In the mean time, Kosciusko was confined in the dungeon of a fort in the vicinity of the capital of Russia, by Catharine II. who, by a judicious distribution of a few pensions and medals among the literuti of Europe, had contrived to obtain a high reputation for clemency at a cheap rate. The death of that princess, whose real character has never been sufficiently developed, at length freed this noble Pole from his fetters; and the magnanimity of her son, which
* Stanislaus Poniatowski, late king of Poland, and grand duke of Li. thuania, died at Petersburgh, Feb. 12, 1798.
has never been duly appreciated, conferred on him his liberty, to which he generously added an income, sufficient to supply all his wants. Nay, the new emperor did more; he visited his illustrious prisoner, and was himself the harbinger of his own generous intentions:
But Kosciusko had no longer any country in Europe; he therefore resolved to repair to his adopted one in America. Having taken a passage from St. Petersburgh to London, on his arrival in the capital of England, the house where he resided was completely surrounded by an admiring multitude; and persons of rank, of all parties and descriptions, were eager to pay their respects to the hero. The whig club voted him a sword, and sent a deputation to announce the intelligence.
His reception in America was of the most brilliant kind; for, on his arrival there, he was joyfully received both by the government and the people. But the state of his wounds, and indeed his declining health, prohibited a long sojourn in the transatlantic continent. The situation of Europe, too, was such as to afford hopes of better times for his unfortunate country.
After a short stay, during which he obtained possession of the grants of land formerly assigned to him by congress for his servi. ces in the revolutionary war, Kosciusko re-embarked, and landed in France,—which he had left a monarchy, and now found a republic! He was received with every possible attention by the directory; and as the climate agreed with him, he soon after settled in that country. But, Russia having declared war against France, by a rare instance of magnanimity, he resigned the pension of the emperor, and lived long enough to see the autocrat crouch under the sword of Bonaparte. He also beheld his enemy Suwarrow die in disgrace, amidst the scorn and indignation of mankind,—who, by this time, had forgotten his exploits, and only remembered his enormities.

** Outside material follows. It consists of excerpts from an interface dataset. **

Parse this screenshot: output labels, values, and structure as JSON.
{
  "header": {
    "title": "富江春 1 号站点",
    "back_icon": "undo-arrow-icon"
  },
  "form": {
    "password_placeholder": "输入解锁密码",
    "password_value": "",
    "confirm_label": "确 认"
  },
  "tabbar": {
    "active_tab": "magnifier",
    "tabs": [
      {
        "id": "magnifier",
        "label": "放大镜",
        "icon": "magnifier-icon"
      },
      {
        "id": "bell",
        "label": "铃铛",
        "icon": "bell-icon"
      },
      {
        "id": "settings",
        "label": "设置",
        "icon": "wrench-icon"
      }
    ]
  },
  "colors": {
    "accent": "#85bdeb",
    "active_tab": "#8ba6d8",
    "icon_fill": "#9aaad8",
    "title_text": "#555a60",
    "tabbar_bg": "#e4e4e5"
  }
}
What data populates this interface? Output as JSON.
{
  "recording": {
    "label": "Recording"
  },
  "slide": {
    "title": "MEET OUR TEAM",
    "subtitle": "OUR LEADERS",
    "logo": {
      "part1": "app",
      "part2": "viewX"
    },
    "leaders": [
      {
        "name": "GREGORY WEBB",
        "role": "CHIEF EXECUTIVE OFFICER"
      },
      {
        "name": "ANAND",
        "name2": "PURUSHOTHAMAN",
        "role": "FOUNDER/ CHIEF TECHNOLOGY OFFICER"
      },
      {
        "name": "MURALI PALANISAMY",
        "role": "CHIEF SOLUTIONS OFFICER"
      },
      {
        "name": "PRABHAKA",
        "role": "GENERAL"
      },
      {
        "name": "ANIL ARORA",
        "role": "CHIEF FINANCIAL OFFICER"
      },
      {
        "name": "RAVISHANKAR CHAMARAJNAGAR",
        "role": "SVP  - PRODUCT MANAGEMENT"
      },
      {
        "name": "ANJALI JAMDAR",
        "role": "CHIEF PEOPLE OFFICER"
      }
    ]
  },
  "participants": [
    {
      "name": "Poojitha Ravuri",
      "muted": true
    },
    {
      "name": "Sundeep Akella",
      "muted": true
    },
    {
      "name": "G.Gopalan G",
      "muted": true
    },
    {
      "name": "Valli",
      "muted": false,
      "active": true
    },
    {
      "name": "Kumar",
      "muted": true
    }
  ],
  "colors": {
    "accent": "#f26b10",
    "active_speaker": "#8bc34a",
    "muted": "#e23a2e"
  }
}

When Bonaparte became first consul, and then sovereign, it was hoped he would extend a protecting hand to Poland; but this was not the case, and no mention of that unhappy country is made in the treaty of Amiens, although the interests of the Ottoman Porte are strictly guarded and provided for by an express article.
At length, on the renewal of the continental war, it was expected that Bonaparte would have achieved the liberation of Poland; and, had he been in earnest on this subject, he might have obtained far more real glory than he had hitherto enjoyed. His grand project for the invasion of Russia; his bold scheme, which led him to encounter all the horrors of a polar winter; his energetic, but useless, march to Moscow,—would have been then unnecessary. In this case, his army would have remained entire; his reputation would have been enhanced; the tranquillity of Europe would have been strengthened by re-creating a new and independent kingdom; and the crown of France would have been firmly fixed on his head; while the sceptre of Charlemagne must have been transferred to a